"Let us not compete in trying to prove to each other who is more peace-loving," Begin declared. "We all want peace, and we will bring peace to our land and to our people."
Begin was short-tempered, and at times even abusive, when opposition members of the Parliament interrupted him, and he responded bitterly to demands that Israel make "gestures."
Policy is not gesticulation," he declared.
The leader of the Labor Party opposition, Shimon Peres, in his Knesset speech today called on Israel to show readiness for territorial concessions in the West Bank.
Labor Party leaders agreed in private, however, that it would have been unwise on the part of Begin to announce Israel's willingness to make compromises at this stage. The time for such concessions will come when the negotiations get into high gear, opposition leaders said.
Speculation also continued today over Foreign Minister Dayan's statement last week calling on Israeli political parties, including the ruling Likud, to rethink some of their positions on the occupied territories.
The big question pondered by observers here was whether Begin was behind Dayan's remarks, as was indicated by some of the latter's aides, or whether the prime minister is sticking to a harded line, as his remarks in the Knesset seemed to suggest today.
Israeli officials agreed, however, that the prime minister should be taken at his word when he says that Israel is not striving for a separate agreement with Egypt. They also denied that Israel hopes to continue to hold all the occupied territories splitting the Arab world and creating a stalemate. All the participants in the Knesset Debate today referred to the current period as a rare hour of opportunity that Israel must not miss.

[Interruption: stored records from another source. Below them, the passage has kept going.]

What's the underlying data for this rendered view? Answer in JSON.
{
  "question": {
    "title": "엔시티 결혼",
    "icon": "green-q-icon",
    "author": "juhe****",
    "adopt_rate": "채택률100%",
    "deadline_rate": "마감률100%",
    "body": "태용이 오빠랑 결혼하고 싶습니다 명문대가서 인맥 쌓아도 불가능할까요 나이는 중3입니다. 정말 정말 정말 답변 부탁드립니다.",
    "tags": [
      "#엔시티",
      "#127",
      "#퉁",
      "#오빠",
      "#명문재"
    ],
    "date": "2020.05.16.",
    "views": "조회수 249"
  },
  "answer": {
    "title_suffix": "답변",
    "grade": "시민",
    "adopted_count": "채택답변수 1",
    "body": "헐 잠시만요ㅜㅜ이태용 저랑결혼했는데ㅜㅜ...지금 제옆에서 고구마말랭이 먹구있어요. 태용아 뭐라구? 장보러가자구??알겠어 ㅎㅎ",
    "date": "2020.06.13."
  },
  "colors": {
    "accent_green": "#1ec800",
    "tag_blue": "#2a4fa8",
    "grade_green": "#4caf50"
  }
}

Transport Minister Meir Amit, formerly chief of operations for the Israeli defense forces and a leader of the Democratic Movement for Change, said Israel is "entering a minefield in which there are very few safe zones."
"One needs must courage," he said, "to defuse all these mines."